“了” is a special character usually meaning "finished" or "something happen in the future", we can summarize these points:
1) For a verb that can be persistant, “了” means “begin to do something immediately on spoken” （usually SVO+了）：
妈妈，我*做功课了*；做完功课后我出去散步。(Mon, I'll start homeworking, then I'll walk outside).
However, if SV了+O（Subject+Verb+了+Object），mostly ...
This will not answer your question but shed some light to the mystery of the 了 particle.
了 does not mean past tense. It denotes **CHANGE**.
This sentence points out no change. It only says that once you were living there.
Your friend calls from the kitchen: 吃饭了！
This one points out a change, namely that we are ready to eat the meal. It is not ...
It seems to me 沒有 is more formal, and 沒 is ellipsis form. I don't think they exhibit difference in usage, though. Note that 沒有 may either be "do not have/possess" (something) or "not" (adverb), depending on context. Chinese is pretty vague sometimes. Lastly, remark that, following the instance 有殺人, “有” is not mandatory and serves as a stressing word.
以为 is mostly used for:
like: 我以为你死了！ I thought you were dead!
觉得 is closer to:
feel/think (of an opinion)
like: 你这样说，我觉得非常不靠谱 What you said is totally unreasonable.
想 is close to the English:
like: 我想这个案子肯定有猫腻。 There's something fishy about this case.
In Chinese the idea of English 'think' is hardly ever used - even ...
"打网球" is the fact; "今天早上" is the relative phrase that indicate what time it happened. Remove the relative phrase "今天早上" and write "我们打网球了", the sentence is still a complete sentence. (we still know you've played tennis, just don't know when)
[是] ([今天早上打网球) [的]
the entire phrase "今天早上打网球" is the fact
If you remove the relative phrase "...

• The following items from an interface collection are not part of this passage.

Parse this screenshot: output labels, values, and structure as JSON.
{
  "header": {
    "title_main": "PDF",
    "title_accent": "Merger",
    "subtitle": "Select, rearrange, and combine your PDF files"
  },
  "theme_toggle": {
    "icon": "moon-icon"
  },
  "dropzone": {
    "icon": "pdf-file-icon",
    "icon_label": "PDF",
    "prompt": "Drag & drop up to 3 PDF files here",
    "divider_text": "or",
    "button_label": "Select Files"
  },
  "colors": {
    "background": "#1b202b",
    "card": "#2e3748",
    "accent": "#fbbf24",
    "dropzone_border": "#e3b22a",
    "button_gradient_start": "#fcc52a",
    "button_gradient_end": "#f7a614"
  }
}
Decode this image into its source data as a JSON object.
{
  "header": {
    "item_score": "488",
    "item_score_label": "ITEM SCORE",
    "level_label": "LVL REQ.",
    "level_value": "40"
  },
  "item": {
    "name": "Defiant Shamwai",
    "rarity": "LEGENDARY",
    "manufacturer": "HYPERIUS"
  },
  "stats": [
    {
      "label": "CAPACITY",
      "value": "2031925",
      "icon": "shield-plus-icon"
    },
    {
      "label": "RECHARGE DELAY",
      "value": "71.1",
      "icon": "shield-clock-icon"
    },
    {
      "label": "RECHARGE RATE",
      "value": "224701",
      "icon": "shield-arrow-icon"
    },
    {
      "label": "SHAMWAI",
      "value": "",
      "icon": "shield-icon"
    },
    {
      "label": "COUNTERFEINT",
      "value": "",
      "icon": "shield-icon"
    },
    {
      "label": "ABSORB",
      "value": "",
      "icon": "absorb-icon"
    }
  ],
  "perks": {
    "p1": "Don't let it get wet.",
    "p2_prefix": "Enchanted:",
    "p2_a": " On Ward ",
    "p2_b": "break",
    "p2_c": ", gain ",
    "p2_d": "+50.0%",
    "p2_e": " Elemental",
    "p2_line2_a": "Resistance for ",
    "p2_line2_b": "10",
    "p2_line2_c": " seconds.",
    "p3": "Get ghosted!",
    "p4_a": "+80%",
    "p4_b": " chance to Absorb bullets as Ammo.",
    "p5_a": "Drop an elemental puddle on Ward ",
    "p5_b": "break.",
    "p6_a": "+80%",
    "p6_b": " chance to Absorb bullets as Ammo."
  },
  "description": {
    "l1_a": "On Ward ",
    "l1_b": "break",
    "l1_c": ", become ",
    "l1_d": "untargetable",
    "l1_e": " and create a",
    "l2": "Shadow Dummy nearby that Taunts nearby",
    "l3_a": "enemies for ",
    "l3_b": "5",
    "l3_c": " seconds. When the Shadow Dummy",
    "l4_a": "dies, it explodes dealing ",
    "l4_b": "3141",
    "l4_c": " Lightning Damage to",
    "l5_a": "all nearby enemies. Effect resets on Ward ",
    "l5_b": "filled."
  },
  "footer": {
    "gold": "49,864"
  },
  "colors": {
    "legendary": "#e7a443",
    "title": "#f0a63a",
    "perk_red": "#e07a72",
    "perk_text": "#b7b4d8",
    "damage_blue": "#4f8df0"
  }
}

了 is a particle for completed action, similar to the perfect tense in English. Your sentence is in the simple past tense with no special emphasis on completion, or finishing of an action, so 了 is not necessary here.
Compare these two sentences:
I lived here before.
I have lived here for 5 years (already).